Savarese's team might not be able to catch LAFC before the playoffs arrive. If or when they face the league leaders in the postseason, they can claim confidence from Wednesday's win.
Orlando City prevailed over NYCFC in the fourth quarterfinal on penalty kicks in front of a small, but very engaged, Lions crowd. Orlando gave up a late equalizer to Maxi Moralez that pushed the game into extra time and put Orlando's chances of advancing in jeopardy.
Penalties were a scene. After NYCFC elected to take the kicks at the opposite end of the field from Orlando's supporters, those fans dashed around the stadium to fill in the empty seats on the other end. Security initially attempted to stop them, but with fans streaming in their direction and no real reason to prevent them from moving into the sections behind the goal, staff moved aside.
Orlando goalkeeper Adam Grinwis proceeded to make two stops on NYCFC attempts, no doubt aided by the raucous fans behind him. Orlando's victory sets up the showdown with Atlanta and prompted club CEO Alex Letaio to wax poetic about the achievement on Twitter.
"In my humble opinion, tonight was the most important moment of the history of the MLS era of the club. Thanks fans! That run at concourse tho... I will never forget," Leitao tweeted.
It would be easy to give an eye roll to Leitao's tweet, but Orlando is a club that hasn't come close to a trophy since the move to MLS. The Open Cup run is therefore important in its own right.

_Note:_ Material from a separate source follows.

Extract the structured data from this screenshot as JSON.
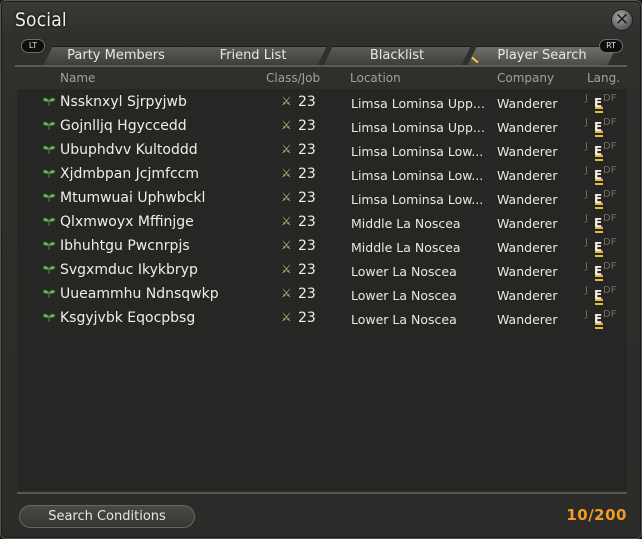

It might also serve as a catalyst for a push toward the team's first-ever MLS Cup playoff berth down the stretch of the season.
More From Jason Davis:
- The 2019 transfer season in MLS
- The next player for FC Dallas
- North Carolina and MLS
- MLS Wednesday and playoff positions
Photo by Rob Erikson - ISIPhotos.com